Analyzing the philosophical assumptions concerning the human nature, the state and slavery made by Aristotle in his Politics and decisions he outlined in his will, it can be stated that the philosopher considered the state as an important condition for well-being of people who cannot exist separately from the stateslavery as a natural phenomenon of any community and an important element of any household.
According to Aristotle, people were designed for living in the states and can be regarded as parts of the state, while the state as a whole is prior to individuals and particular householdssome people were designed to be ruled whereas others were designed to rule over others.. Aristotle accepted slavery as a natural phenomenon because he hypothesized that some people tend to rule, and others tend to be ruled.
Additionally, as it can be seen from Aristotle’s will, the philosopher considered slaves as property of their masters who can give liberty to their slaves if they would like to.However, another important assumption made by Aristotle in his Politics is that slaves were designed to obey their masters and their purpose in life to provide services to masters who are regarded as superior to them.
The conclusion drawn by the ancient philosopher is that a master and a slave share common interests and the association between them is mutually beneficial. However, this association would be ruined if a master or a slave does not belong to their role because of their innate qualities.
Aristotle accepted the fact that in some situations slavery can be unjust and even harmful for the masters who rule over slaves who were born to be free. This assumption explains Aristotle’s provisions to liberate some of his slaves after his death. Therefore, looking at his slaves, Aristotle regarded some of them as slaves by nature and ordered to give them to his children, whereas others he saw as free people and ordered to liberate them. In general, the Assumptions made by Aristotle in Politics are compatible with provisions of his will.
Bambrough, Renford. The Philosophy of Aristotle.
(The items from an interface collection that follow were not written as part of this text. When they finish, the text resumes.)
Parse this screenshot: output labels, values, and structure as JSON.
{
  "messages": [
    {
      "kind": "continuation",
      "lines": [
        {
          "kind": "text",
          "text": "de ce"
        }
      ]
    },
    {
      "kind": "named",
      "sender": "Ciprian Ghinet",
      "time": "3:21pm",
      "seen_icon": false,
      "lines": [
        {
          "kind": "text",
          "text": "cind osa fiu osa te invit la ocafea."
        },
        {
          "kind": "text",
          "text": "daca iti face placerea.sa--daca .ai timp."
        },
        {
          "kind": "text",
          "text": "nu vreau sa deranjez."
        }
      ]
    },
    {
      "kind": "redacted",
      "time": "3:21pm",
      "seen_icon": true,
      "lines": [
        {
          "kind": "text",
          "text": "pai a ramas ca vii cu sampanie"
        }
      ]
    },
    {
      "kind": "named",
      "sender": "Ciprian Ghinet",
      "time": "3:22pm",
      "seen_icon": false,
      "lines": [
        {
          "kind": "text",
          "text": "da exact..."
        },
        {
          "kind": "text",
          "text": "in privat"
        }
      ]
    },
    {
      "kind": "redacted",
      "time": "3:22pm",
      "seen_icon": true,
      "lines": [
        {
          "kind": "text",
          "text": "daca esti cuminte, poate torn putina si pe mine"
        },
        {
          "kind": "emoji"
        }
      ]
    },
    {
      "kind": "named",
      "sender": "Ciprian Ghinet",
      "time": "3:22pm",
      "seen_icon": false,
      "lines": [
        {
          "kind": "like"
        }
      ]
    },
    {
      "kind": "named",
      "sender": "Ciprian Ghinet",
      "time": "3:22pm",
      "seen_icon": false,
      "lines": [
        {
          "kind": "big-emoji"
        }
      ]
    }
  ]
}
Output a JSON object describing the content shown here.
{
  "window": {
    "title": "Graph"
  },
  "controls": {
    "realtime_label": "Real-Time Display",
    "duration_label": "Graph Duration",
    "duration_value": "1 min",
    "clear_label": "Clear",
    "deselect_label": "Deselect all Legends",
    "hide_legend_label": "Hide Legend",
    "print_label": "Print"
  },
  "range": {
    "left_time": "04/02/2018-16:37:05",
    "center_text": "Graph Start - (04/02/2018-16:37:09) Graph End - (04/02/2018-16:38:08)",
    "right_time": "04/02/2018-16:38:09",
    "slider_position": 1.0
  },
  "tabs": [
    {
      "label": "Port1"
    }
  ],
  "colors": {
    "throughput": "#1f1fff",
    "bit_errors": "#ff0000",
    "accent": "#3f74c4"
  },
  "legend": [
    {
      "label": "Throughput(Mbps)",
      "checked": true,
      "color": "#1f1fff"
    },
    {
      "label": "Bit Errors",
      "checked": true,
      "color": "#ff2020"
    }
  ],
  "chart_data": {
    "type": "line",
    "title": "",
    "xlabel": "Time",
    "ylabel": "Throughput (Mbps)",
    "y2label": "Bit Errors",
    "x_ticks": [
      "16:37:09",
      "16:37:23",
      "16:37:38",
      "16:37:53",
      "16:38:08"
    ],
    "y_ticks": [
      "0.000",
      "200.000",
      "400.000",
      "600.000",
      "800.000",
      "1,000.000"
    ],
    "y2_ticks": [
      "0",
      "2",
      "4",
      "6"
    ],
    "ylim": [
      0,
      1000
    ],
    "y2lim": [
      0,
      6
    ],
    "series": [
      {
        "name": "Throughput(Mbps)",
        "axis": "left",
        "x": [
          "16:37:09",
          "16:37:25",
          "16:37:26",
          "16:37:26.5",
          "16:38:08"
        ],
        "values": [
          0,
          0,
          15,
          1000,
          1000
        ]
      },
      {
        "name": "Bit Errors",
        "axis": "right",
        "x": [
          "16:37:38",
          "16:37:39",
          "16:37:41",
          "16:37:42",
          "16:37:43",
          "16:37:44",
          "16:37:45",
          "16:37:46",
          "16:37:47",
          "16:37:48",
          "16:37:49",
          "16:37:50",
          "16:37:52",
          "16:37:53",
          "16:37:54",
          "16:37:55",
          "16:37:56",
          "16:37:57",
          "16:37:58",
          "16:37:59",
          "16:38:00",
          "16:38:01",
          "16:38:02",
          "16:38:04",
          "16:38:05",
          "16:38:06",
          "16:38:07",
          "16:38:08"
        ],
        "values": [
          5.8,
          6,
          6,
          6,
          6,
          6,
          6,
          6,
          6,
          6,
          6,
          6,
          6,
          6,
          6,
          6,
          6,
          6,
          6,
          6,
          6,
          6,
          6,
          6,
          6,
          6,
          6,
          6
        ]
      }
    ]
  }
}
New York: New American Library, 1963. Print.
Diogenes, Laertius. “The Lives and Opinions of Eminent Philosophers”. Trans. Charles Duke Yonge. Course Booklet. n.a. n.d. 64. Print.
“Whosoever_is_delighted_in_solitude_is_either_a.” Columbia World of Quotations. Columbia University Press, 1996. 17 Nov. 2011.